There is an Affirmative Defense for employers who (prior to the institution of legal action against the employer) 1) have completed a good faith evaluation of their pay practices which is reasonable in detail and scope and 2) can demonstrate reasonable progress in eliminating gender based compensation bias. Violations may result in liability including double damages and fines. Employers who have undertaken good faith evaluations and have shown some progress but whose evaluations are not reasonable in detail and scope would be liable only for unpaid wages.



In 2016 the Department of Labor published new regulations requiring private employers with 100 or more employees to include data on employee pay and hours on the EEO-1 Report due on March 31, 2018. The Office of Management and Budget has "paused" such reporting stating that the collection of this material is "unnecessarily burdensome."

The regulation specifically requires that employers aggregate W-2 income broken down by sex, race, ethnicity and job group to include it with the EEO-1 Report. The wage data is meant to enable the EEOC to ascertain pay disparities indicative of unlawful discrimination.




Massachusetts Parental Leave Act requires that employers with 20 or more employees provide 8 weeks of leave to eligible men and women for the purpose of giving birth or adopting a child. The leave may be paid or unpaid. To be eligible, an employee must have worked for the employer through the employer's probationary period of not more than 3 months (or, if no probationary period, 3 months) and must have notified the employer of an intent to take the leave and return following the leave. The leave is for the "purpose of giving birth". This is not the same as an Americans with Disabilities Act leave. An employee who is disabled as the result of a pregnancy who will not be giving birth during the requested leave should, instead, be considered for leave under the Americans with Disabilities Act and/or FMLA. Employees on Massachusetts Parental Leave Act leave may also be eligible for FMLA leave. Please click here to access the text of Section 105D.

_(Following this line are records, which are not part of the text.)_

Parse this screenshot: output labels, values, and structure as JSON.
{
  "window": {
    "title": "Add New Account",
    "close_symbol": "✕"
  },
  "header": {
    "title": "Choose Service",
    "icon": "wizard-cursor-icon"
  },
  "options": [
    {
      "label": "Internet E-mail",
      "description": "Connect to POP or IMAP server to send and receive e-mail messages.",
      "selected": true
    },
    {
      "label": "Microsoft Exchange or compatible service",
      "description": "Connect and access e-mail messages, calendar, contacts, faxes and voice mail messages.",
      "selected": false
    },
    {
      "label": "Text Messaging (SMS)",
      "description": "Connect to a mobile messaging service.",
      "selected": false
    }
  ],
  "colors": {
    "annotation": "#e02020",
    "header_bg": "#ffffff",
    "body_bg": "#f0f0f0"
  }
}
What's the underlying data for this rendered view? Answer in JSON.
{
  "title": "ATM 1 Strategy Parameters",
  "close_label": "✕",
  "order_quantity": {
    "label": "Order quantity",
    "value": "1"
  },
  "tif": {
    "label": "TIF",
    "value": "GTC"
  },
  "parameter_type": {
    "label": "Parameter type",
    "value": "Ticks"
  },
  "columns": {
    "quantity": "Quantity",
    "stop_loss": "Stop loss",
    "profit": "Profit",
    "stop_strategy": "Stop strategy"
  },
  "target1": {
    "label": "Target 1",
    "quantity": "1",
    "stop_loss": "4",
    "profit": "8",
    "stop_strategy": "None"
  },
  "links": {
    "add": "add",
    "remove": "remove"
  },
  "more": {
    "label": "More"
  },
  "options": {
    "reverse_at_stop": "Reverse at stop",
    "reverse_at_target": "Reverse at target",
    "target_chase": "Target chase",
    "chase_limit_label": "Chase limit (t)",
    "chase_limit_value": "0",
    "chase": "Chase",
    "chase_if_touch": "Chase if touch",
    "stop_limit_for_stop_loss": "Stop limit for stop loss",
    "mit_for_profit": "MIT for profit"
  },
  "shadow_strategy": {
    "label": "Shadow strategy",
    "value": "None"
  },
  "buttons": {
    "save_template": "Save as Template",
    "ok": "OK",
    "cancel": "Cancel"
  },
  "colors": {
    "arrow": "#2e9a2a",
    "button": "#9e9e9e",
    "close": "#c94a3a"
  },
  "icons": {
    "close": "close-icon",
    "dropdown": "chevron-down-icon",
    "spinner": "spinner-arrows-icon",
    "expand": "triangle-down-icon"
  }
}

Fair Credit Reporting Act addresses requirements related to the use of consumer reports/background checks. Significant penalties may be imposed by federal courts on an employer that includes a liability waiver in a FCRA Authorization. The FCRA requires the following of employers:

Prior to seeking a consumer or background report on an individual applicant or employee-
* Request that the individual complete and sign an Authorization form that is separate from other employment paperwork as well as separate from the Employment Application. The Authorization must deal only with the FCRA. Do not include a liability waiver in the Authorization document. Please click here to access a sample Authorization Form.
* Provide notice to the individual that no adverse actions will be taken resulting from information received pursuant to the background check until the individual has been provided with a copy of the consumer report and the individual has received a written description of his/her rights under the FCRA.
* Do not take any adverse action based on the consumer report until the individual has received a copy of the report and has had the opportunity to respond.

If you have any questions on any of the above, please do not hesitate to contact us.

Stoneman, Chandler & Miller LLP
99 High Street
Boston, MA 02110
617-542-6789 phone
617-556-8989 fax

This client alert, which may be considered advertising under the ethical rules of certain jurisdictions, should not be construed as legal advice or a legal opinion on any specific facts or circumstances by Stoneman, Chandler & Miller LLP and its attorneys. This client alert is intended for general information purposes only and you should consult a Stoneman, Chandler & Miller LLP attorney concerning any specific legal questions you may have.

© 2017 Stoneman, Chandler & Miller LLP